Illinois sports betting

After nearly eight months since the law was initially signed by Governor J.B. Pritzker, Illinois sports gambling finally launched this week.

Rivers Casino in Des Plaines accepted the ceremonial first bet from Chicago Blackhawks announcer Eddie Olczyk, who placed a $100 wager on the Chicago White Sox to win the American League pennant at 16/1 odds.

“I’m a Cubs fan, but you’ve got to bet with your brain instead of your heart,” said the former NHL center.

With his wager at BetRivers Sportsbook on Monday, Illinois became the 15th state to offer legal sports betting in the United States.

More casinos and racetracks are expected to have their sportsbook operator’s licenses approved by the Illinois Gaming Board in the coming days ahead of the 2020 NCAA men’s basketball tournament.

March Madness is the second most profitable sporting event of the year for bookmakers, with only the Super Bowl drawing a bigger handle annually.

Sports wagering was included in the expansion of Illinois online gambling law signed by the governor in the summer of 2019. However, even though in-person betting is now available, online and mobile sportsbooks are not permitted to launch in Illinois for at least 18 months, with the timer starting on March 9.

Only allowing sports wagers to be placed at brick-and-mortar establishments for a year drew criticisms from the U.S. gambling industry when the expansion became law and came under fire again this week due to the growing fears over COVID-19, the coronavirus outbreak that’s now topped 1,000 confirmed cases and killed 32 people in the United States.

According to the Chicago Tribune, the casino executives, regulators, and politicians attending Olcyzk’s ceremonial wager tempered their excitement due to growing concerns from the coronavirus causing Wall Street to have its worst day since 2008.

“We’ll get through this virus,” said Neil Bluhm, the head of Rush Street Gaming, which runs Rivers Casino. “The market may go down, but ultimately it’s going to go up.”

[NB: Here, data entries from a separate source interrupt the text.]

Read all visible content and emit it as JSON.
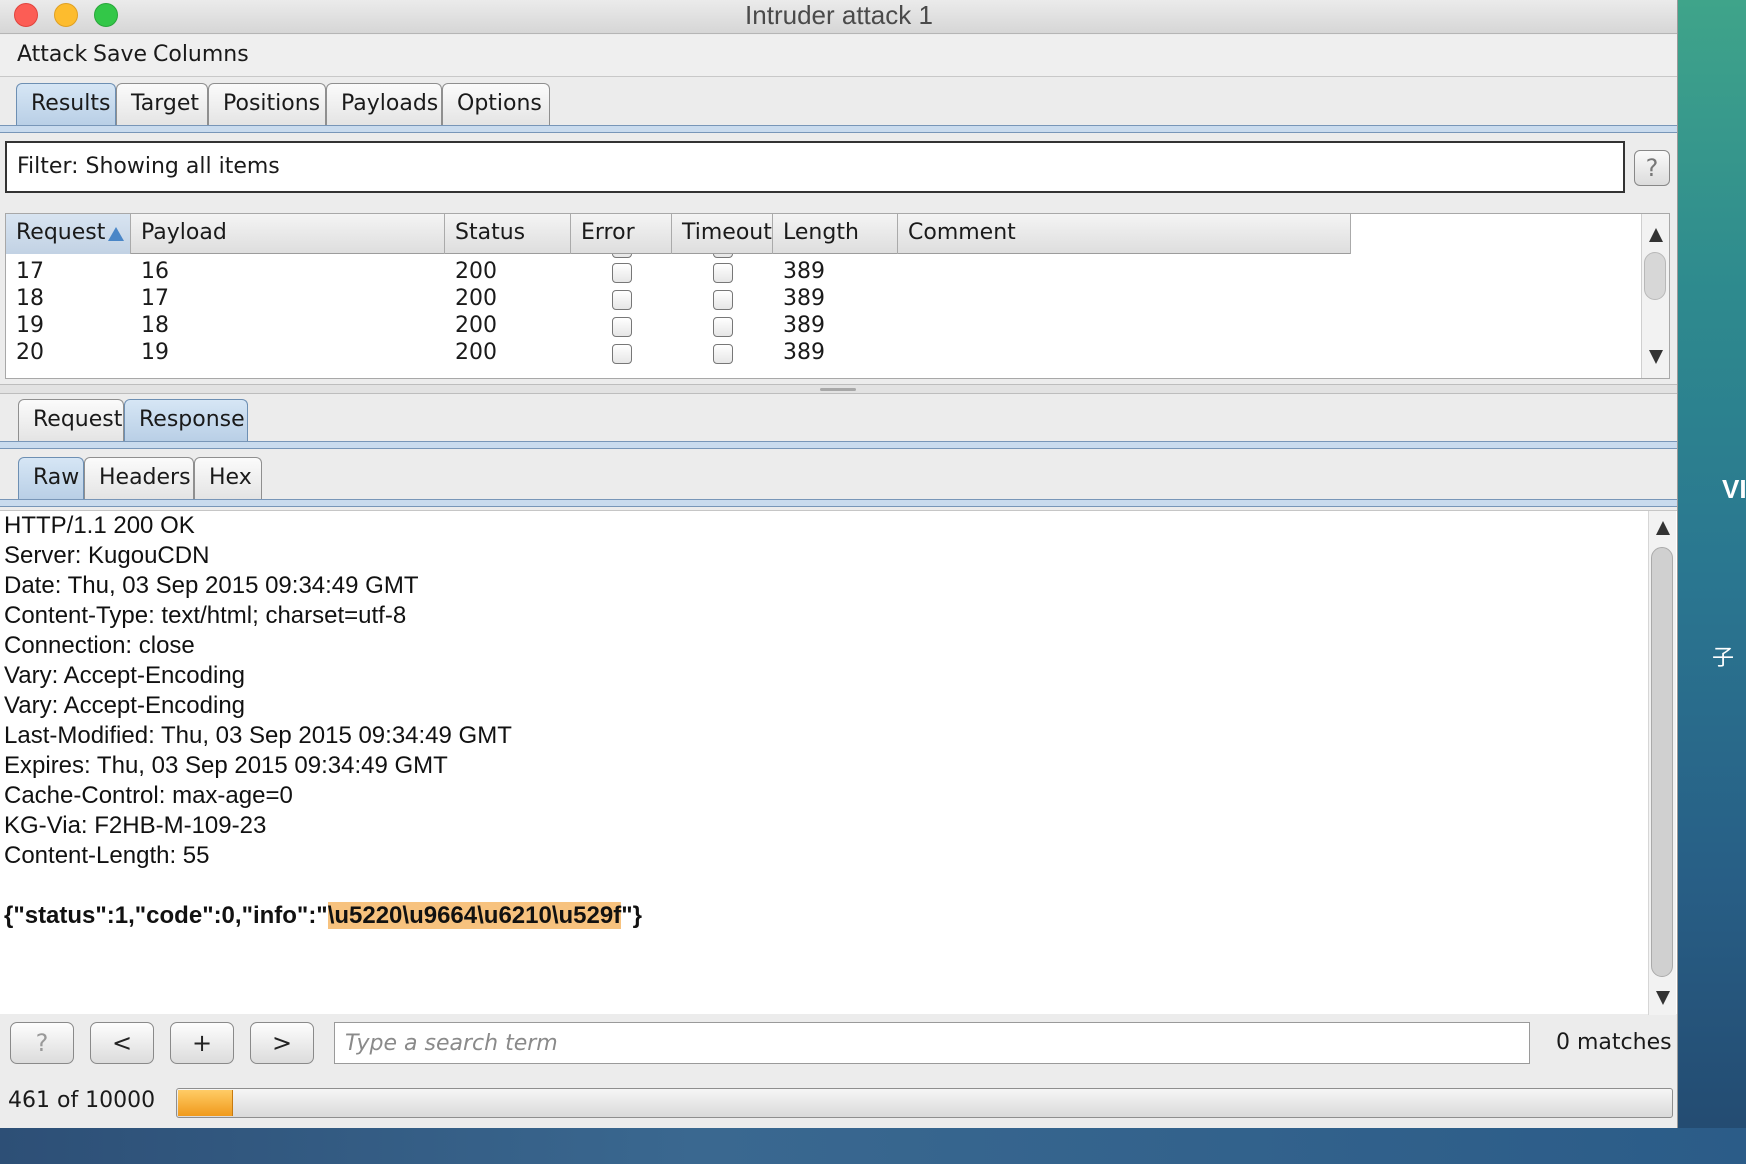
{
  "window": {
    "title": "Intruder attack 1"
  },
  "menu": [
    "Attack",
    "Save",
    "Columns"
  ],
  "main_tabs": [
    {
      "label": "Results",
      "active": true
    },
    {
      "label": "Target",
      "active": false
    },
    {
      "label": "Positions",
      "active": false
    },
    {
      "label": "Payloads",
      "active": false
    },
    {
      "label": "Options",
      "active": false
    }
  ],
  "filter": {
    "label": "Filter:",
    "text": "Showing all items",
    "help": "?"
  },
  "results_table": {
    "columns": [
      "Request",
      "Payload",
      "Status",
      "Error",
      "Timeout",
      "Length",
      "Comment"
    ],
    "sorted_column": "Request",
    "rows": [
      {
        "request": "17",
        "payload": "16",
        "status": "200",
        "error": false,
        "timeout": false,
        "length": "389",
        "comment": ""
      },
      {
        "request": "18",
        "payload": "17",
        "status": "200",
        "error": false,
        "timeout": false,
        "length": "389",
        "comment": ""
      },
      {
        "request": "19",
        "payload": "18",
        "status": "200",
        "error": false,
        "timeout": false,
        "length": "389",
        "comment": ""
      },
      {
        "request": "20",
        "payload": "19",
        "status": "200",
        "error": false,
        "timeout": false,
        "length": "389",
        "comment": ""
      }
    ]
  },
  "detail_tabs": [
    {
      "label": "Request",
      "active": false
    },
    {
      "label": "Response",
      "active": true
    }
  ],
  "view_tabs": [
    {
      "label": "Raw",
      "active": true
    },
    {
      "label": "Headers",
      "active": false
    },
    {
      "label": "Hex",
      "active": false
    }
  ],
  "response": {
    "header_lines": [
      "HTTP/1.1 200 OK",
      "Server: KugouCDN",
      "Date: Thu, 03 Sep 2015 09:34:49 GMT",
      "Content-Type: text/html; charset=utf-8",
      "Connection: close",
      "Vary: Accept-Encoding",
      "Vary: Accept-Encoding",
      "Last-Modified: Thu, 03 Sep 2015 09:34:49 GMT",
      "Expires: Thu, 03 Sep 2015 09:34:49 GMT",
      "Cache-Control: max-age=0",
      "KG-Via: F2HB-M-109-23",
      "Content-Length: 55"
    ],
    "body_prefix": "{\"status\":1,\"code\":0,\"info\":\"",
    "body_highlight": "\\u5220\\u9664\\u6210\\u529f",
    "body_suffix": "\"}"
  },
  "search": {
    "help_label": "?",
    "prev_label": "<",
    "add_label": "+",
    "next_label": ">",
    "placeholder": "Type a search term",
    "matches": "0 matches"
  },
  "progress": {
    "text": "461 of 10000",
    "fraction": 0.0461
  },
  "colors": {
    "highlight": "#f7c27e",
    "progress": "#f09a1c",
    "active_tab": "#b9cfe6"
  }
}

Bluhm admitted the coronavirus may have a negative impact on the projected profits for the sportsbook but said Rivers Casino has beaten much longer odds before, referencing how they receive a casino license in Illinois during the Great Recession.

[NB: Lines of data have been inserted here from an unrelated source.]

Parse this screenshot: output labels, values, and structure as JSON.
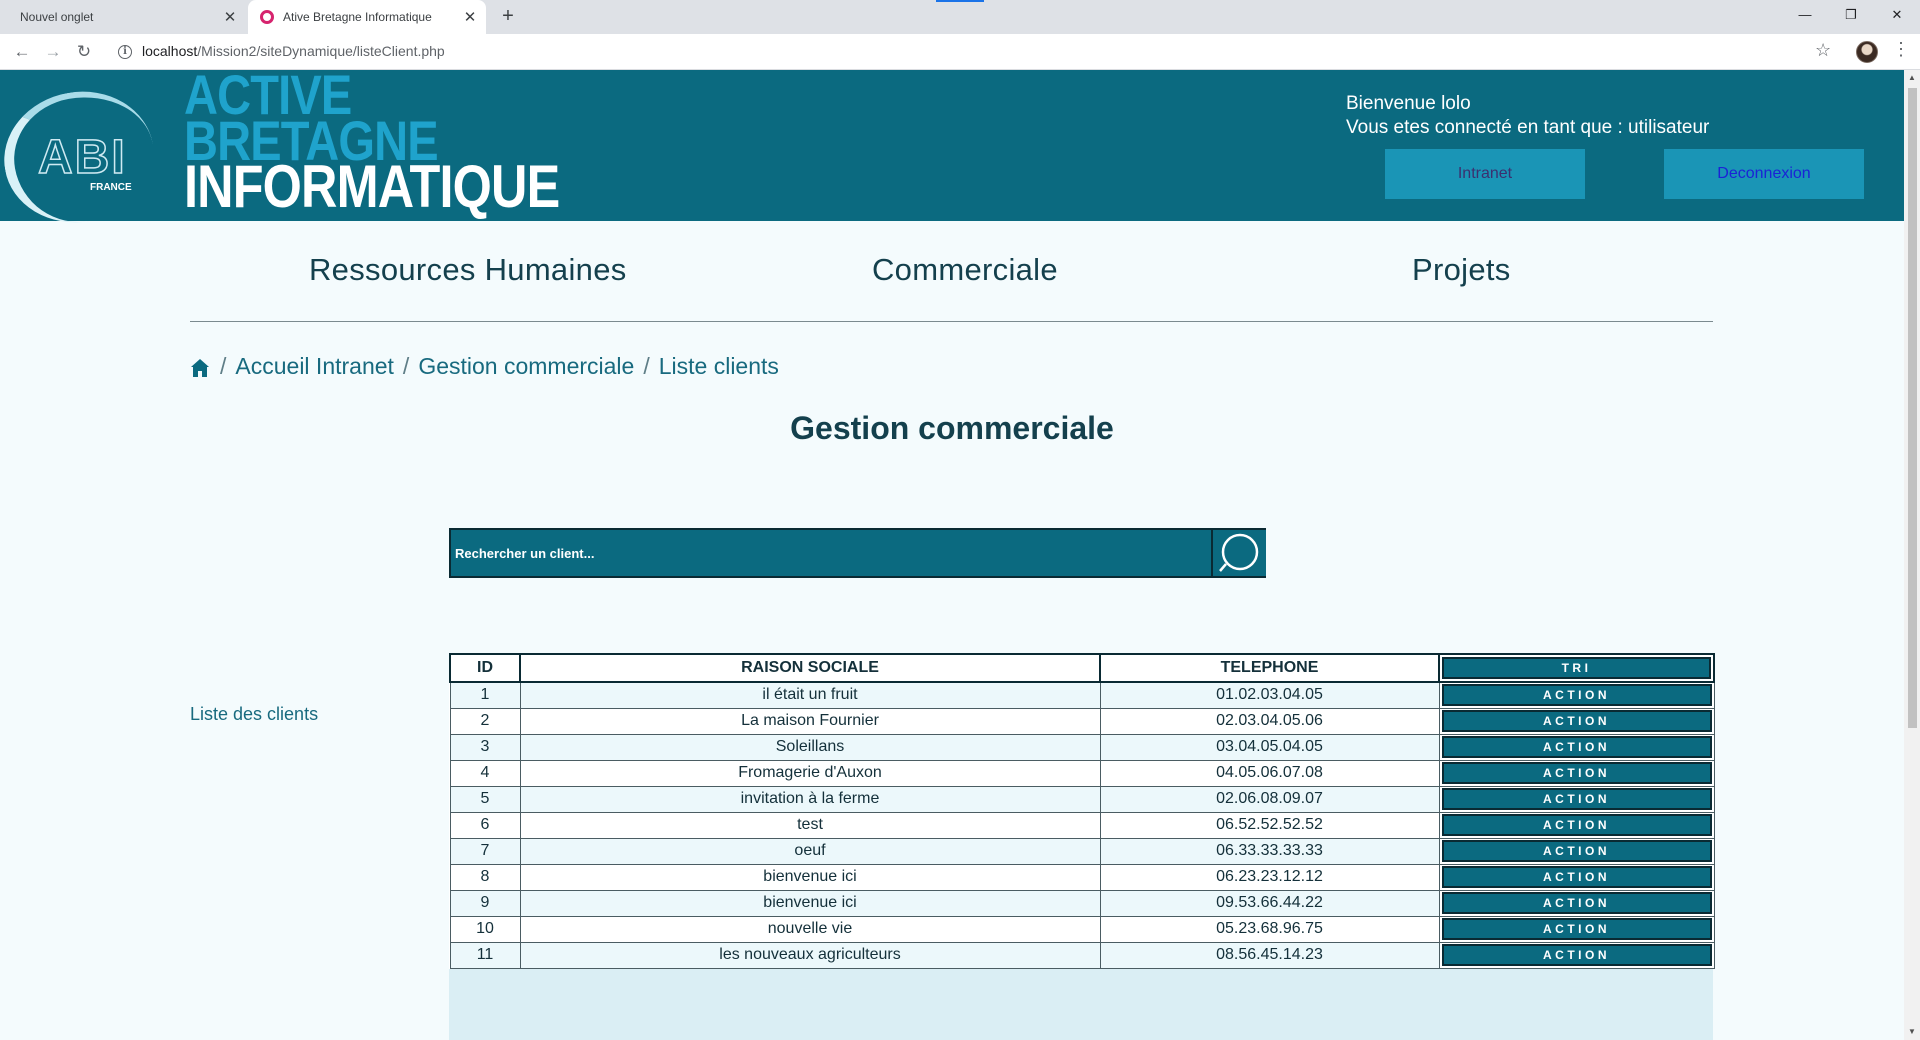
{
  "browser": {
    "tabs": [
      {
        "title": "Nouvel onglet",
        "active": false
      },
      {
        "title": "Ative Bretagne Informatique",
        "active": true
      }
    ],
    "new_tab_symbol": "+",
    "url_host": "localhost",
    "url_path": "/Mission2/siteDynamique/listeClient.php",
    "window_controls": [
      "—",
      "❐",
      "✕"
    ]
  },
  "header": {
    "logo_text": "ABI",
    "logo_sub": "FRANCE",
    "brand_lines": [
      "ACTIVE",
      "BRETAGNE",
      "INFORMATIQUE"
    ],
    "welcome_line1": "Bienvenue lolo",
    "welcome_line2": "Vous etes connecté en tant que : utilisateur",
    "intranet_button": "Intranet",
    "logout_button": "Deconnexion"
  },
  "nav": {
    "items": [
      "Ressources Humaines",
      "Commerciale",
      "Projets"
    ]
  },
  "breadcrumb": {
    "items": [
      "Accueil Intranet",
      "Gestion commerciale",
      "Liste clients"
    ],
    "separator": "/"
  },
  "page": {
    "title": "Gestion commerciale",
    "side_label": "Liste des clients"
  },
  "search": {
    "placeholder": "Rechercher un client..."
  },
  "table": {
    "headers": [
      "ID",
      "RAISON SOCIALE",
      "TELEPHONE",
      "TRI"
    ],
    "action_label": "ACTION",
    "rows": [
      {
        "id": "1",
        "raison": "il était un fruit",
        "tel": "01.02.03.04.05"
      },
      {
        "id": "2",
        "raison": "La maison Fournier",
        "tel": "02.03.04.05.06"
      },
      {
        "id": "3",
        "raison": "Soleillans",
        "tel": "03.04.05.04.05"
      },
      {
        "id": "4",
        "raison": "Fromagerie d'Auxon",
        "tel": "04.05.06.07.08"
      },
      {
        "id": "5",
        "raison": "invitation à la ferme",
        "tel": "02.06.08.09.07"
      },
      {
        "id": "6",
        "raison": "test",
        "tel": "06.52.52.52.52"
      },
      {
        "id": "7",
        "raison": "oeuf",
        "tel": "06.33.33.33.33"
      },
      {
        "id": "8",
        "raison": "bienvenue ici",
        "tel": "06.23.23.12.12"
      },
      {
        "id": "9",
        "raison": "bienvenue ici",
        "tel": "09.53.66.44.22"
      },
      {
        "id": "10",
        "raison": "nouvelle vie",
        "tel": "05.23.68.96.75"
      },
      {
        "id": "11",
        "raison": "les nouveaux agriculteurs",
        "tel": "08.56.45.14.23"
      }
    ]
  },
  "colors": {
    "header_bg": "#0b6a80",
    "brand_accent": "#1fa3cc",
    "page_bg": "#f4fbfd",
    "text_dark": "#14404d"
  }
}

“When we were awarded this license, things were a lot worse,” Bluhm said. “At the end of 2008, we were inches away from being in a depression.”

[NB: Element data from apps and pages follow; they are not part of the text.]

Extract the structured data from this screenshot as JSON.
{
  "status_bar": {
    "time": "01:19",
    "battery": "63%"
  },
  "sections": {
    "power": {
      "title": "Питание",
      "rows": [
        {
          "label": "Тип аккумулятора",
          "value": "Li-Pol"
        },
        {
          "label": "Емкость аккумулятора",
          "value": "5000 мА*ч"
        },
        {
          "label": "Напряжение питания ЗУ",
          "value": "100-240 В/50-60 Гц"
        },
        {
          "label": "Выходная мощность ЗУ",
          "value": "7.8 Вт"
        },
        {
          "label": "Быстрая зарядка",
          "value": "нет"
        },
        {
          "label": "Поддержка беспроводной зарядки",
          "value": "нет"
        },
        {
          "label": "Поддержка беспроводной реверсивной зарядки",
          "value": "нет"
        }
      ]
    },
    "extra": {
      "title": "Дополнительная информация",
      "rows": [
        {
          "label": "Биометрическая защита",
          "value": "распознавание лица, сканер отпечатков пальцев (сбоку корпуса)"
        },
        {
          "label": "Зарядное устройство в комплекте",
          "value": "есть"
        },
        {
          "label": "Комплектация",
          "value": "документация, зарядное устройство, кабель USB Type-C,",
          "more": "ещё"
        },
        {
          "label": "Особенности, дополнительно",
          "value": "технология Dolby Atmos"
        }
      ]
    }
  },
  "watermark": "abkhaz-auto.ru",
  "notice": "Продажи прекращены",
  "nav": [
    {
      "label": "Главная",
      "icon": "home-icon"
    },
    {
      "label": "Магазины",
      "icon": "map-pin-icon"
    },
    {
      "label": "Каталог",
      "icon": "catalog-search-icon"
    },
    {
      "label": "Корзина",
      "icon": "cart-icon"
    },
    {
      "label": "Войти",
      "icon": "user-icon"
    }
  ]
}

Rivers Casino spokesman Patrick Skarr said they are taking nothing for granted and have placed warning signs from the Centers for Disease Control and Prevention at the facility and have cleaning crews working around the clock to sanitize everything in the casino.

“There are cleaning personnel on duty around the clock, cleaning the equipment and surfaces,” Skarr said. “We have alcohol-based sanitizing stations throughout the facility for our team members and guests.”

With Illinois sportsbooks not allowed to accept wagers over the Internet, residents are forced to place a risky bet on their lives if they choose to venture to a crowded casino during the coronavirus outbreak.

The CDC strongly recommends avoiding large public gatherings at this time, and even conservative estimates project it may be several months before everything can begin to return to normal.

Scientists say a coronavirus vaccine may not be ready for at least 18 months — just in time for Illinois to roll out online and mobile sports gambling.

Bluhm is confident the brick-and-mortar BetRivers Sportsbook will eventually find success but added the company is not taking anything for granted in regards to the coronavirus.

“This is an unusual virus,” Bluhm said, who is 82 years old. “It isn’t that lethal, except for older people. That’s why I’m shaking hands with my elbow.”